Wednesday, September 27, 2017

Improving Operational Wargaming: It’s All Fun and Games Until Someone Loses a War

Summary and Critique by Claude Bingham


As part of an initiative to reinvent wargaming in the Department of Defense, Lt. Col. Matthew E. Hanson wrote this monograph to explore the strengths and pitfalls of wargaming. Wargames have ten pathologies, or elements of a wargame that are subject to failure. They are: objectives, scenario, database, models, rules and procedures, infrastructure, participants (including players, controllers, and observers), analysis, culture and environment, and audiences.

Any one, or multiple, of these can fail to be designed correctly, balanced properly, or evaluated accurately. Wargames are often underspecified in their inclusion of existing doctrine into game design and inconvenient outcomes can be rejected or disregarded. The most important idea from this study is that military doctrine often diverges from wargaming and neglects to integrate lessons learned into living doctrine.

Game Element Analysis, or GEA and wargame failure modes can be used to develop wargames and evaluate wargame outcomes and doctrine. Instead of choosing the United States' plan for Midway, Lt. Col. Hanson chose Japan's because of evident failures to evaluate results of their wargame plan. Hanson explains wargaming as a "synthetic experience" to test decision-making and strategy in an environment with limited information. He also states that a good wargame not only proves or disproves the effectiveness of evaluated strategies, but also reveals flaws and gaps in those strategies. A bad wargame will fail to push a strategy far enough.

Japan's loss at the Battle of Midway was not only affected by poor wargaming, but also Japan's early naval successes during WWII. Planning suffered because of an unwillingness to challenge that momentum procedurally. Additionally, wargame outcomes that were seen as undesirable were completely disregarded. This confidence led to a wargame scenario that left Midway's attacking battle group underpowered and a verbal order to keep bombers in reserve was unheaded.


This study did an excellent job showing both the value and pitfalls of a wargame scenario. It also used quotes from Japanese officers that speak to their realization of what went wrong. Like in most cases, wargames are affected greatly by human error, especially that which underestimates the ability of an adversary to fight back. I feel that this research was missing an important piece, however. It does not recommend absolute dedication to recording all procedural discussions during a wargame's development, Course-of-Action, or post-mortem. That appears to be a must. No stone can be left unturned.

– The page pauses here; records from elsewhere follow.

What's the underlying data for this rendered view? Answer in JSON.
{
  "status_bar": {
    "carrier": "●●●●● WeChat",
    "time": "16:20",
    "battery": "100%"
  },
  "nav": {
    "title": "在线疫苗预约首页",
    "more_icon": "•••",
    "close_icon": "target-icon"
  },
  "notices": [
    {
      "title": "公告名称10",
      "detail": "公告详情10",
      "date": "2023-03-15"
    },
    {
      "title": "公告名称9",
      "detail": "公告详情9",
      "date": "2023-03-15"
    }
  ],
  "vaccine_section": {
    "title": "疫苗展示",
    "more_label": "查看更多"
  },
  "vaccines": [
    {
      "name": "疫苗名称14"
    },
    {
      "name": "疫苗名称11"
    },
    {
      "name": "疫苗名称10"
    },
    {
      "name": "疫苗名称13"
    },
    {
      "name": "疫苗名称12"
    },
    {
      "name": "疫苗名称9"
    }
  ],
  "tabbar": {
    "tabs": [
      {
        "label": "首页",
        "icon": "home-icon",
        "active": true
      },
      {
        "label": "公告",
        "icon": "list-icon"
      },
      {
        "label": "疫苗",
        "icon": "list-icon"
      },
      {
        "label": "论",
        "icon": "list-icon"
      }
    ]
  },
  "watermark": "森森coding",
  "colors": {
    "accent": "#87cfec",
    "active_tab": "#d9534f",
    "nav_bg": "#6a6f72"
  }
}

  1. While he did do a good job of stating which aspects can be poorly designed, I think he's stating a lot of obvious facts. If any parts of wargaming are poorly designed, the war game will not be effective. A good way to not state the obvious would be to examine how a poor design of each of those aspects leads to a failed war game.

  2. That is actually referenced. There is a separate article that lays out all ten pathologies of war games. The main ones that affected the Japanese Midway Battle Plan were described in detail in Hanson's article.

  3. I believe that not only in wargaming, but in the a broad scope of the field of intelligence itself does human error play arguably the most important part in intelligence failures. Whether it be underestimating an adversary's ability to fight back or a failure in identifying their course of action due to biases such as mirror imaging, the decision-making aspect of wargaming and real life situations will always be subject to human error.

  4. Wargaming can definitely be considered as a tool to reduce uncertainty, something that can be extremely valuable in a war context. Nonetheless, my question is as follows. Does the author provide recommendations that can be used to deal with the so called pathologies?

  5. War gaming when specified correctly can enlighten strategic values in some plans while poking holes and being able ti identify gaps in current strategies. This raises the question of how do you specify a war game for an entity who acts irrationally and does respond to situations rationally. Such is the case with North Korea could there be an effective way to design and test strategies with a leader who is to the American mind irrational.